RECORDS SUPPLIED:
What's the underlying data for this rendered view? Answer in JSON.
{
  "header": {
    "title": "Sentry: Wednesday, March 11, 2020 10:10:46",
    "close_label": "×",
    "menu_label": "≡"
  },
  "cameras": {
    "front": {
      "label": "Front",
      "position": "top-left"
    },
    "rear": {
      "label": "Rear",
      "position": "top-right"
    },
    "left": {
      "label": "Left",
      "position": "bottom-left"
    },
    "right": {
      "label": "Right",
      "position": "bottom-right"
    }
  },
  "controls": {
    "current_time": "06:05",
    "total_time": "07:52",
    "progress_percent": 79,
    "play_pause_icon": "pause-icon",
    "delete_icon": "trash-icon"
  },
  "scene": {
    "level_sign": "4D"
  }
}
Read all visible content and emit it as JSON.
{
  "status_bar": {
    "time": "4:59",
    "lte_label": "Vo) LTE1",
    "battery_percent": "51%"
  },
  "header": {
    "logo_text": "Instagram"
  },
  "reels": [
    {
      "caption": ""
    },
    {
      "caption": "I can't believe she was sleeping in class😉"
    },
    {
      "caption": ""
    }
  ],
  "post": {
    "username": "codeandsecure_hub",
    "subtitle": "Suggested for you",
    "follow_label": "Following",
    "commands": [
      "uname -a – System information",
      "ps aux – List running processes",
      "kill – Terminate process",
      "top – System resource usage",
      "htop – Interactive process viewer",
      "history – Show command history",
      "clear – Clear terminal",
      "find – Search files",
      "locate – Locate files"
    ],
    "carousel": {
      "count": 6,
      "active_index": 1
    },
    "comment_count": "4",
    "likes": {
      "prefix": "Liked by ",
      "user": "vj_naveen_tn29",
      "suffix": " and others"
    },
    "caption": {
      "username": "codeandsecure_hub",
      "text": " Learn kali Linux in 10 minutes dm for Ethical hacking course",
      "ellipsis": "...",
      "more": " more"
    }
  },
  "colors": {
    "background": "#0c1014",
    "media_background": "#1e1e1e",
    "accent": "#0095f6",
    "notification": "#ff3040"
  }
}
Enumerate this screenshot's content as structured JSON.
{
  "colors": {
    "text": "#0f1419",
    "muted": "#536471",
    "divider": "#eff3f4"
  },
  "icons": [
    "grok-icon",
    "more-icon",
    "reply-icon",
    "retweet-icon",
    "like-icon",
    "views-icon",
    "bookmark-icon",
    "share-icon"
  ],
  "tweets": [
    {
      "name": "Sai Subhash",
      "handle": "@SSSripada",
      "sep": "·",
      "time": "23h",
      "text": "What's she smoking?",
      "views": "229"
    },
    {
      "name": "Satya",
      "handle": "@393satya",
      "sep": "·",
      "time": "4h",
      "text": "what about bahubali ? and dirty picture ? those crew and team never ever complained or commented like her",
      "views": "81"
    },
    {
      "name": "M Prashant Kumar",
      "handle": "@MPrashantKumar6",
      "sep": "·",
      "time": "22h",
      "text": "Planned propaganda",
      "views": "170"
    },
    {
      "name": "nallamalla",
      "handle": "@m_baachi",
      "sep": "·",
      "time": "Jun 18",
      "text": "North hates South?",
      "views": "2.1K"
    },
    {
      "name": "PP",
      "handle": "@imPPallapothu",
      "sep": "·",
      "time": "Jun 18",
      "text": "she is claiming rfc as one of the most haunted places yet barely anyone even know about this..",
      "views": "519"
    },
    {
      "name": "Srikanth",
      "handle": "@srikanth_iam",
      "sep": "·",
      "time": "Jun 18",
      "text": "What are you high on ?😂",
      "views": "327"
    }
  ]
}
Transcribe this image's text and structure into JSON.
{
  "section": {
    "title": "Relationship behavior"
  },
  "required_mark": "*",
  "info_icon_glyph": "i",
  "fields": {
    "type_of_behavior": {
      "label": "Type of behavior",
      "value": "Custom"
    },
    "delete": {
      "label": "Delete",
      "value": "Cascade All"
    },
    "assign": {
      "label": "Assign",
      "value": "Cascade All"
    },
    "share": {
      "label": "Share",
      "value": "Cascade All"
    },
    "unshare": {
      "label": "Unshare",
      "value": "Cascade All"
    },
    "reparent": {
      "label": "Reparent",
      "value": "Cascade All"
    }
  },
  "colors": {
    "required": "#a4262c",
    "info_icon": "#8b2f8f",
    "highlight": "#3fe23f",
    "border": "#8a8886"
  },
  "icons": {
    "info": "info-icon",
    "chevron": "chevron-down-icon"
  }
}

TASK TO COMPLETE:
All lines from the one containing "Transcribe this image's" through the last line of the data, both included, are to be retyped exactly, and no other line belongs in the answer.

RESPONSE TO THIS EXERCISE:
Transcribe this image's text and structure into JSON.
{
  "section": {
    "title": "Relationship behavior"
  },
  "required_mark": "*",
  "info_icon_glyph": "i",
  "fields": {
    "type_of_behavior": {
      "label": "Type of behavior",
      "value": "Custom"
    },
    "delete": {
      "label": "Delete",
      "value": "Cascade All"
    },
    "assign": {
      "label": "Assign",
      "value": "Cascade All"
    },
    "share": {
      "label": "Share",
      "value": "Cascade All"
    },
    "unshare": {
      "label": "Unshare",
      "value": "Cascade All"
    },
    "reparent": {
      "label": "Reparent",
      "value": "Cascade All"
    }
  },
  "colors": {
    "required": "#a4262c",
    "info_icon": "#8b2f8f",
    "highlight": "#3fe23f",
    "border": "#8a8886"
  },
  "icons": {
    "info": "info-icon",
    "chevron": "chevron-down-icon"
  }
}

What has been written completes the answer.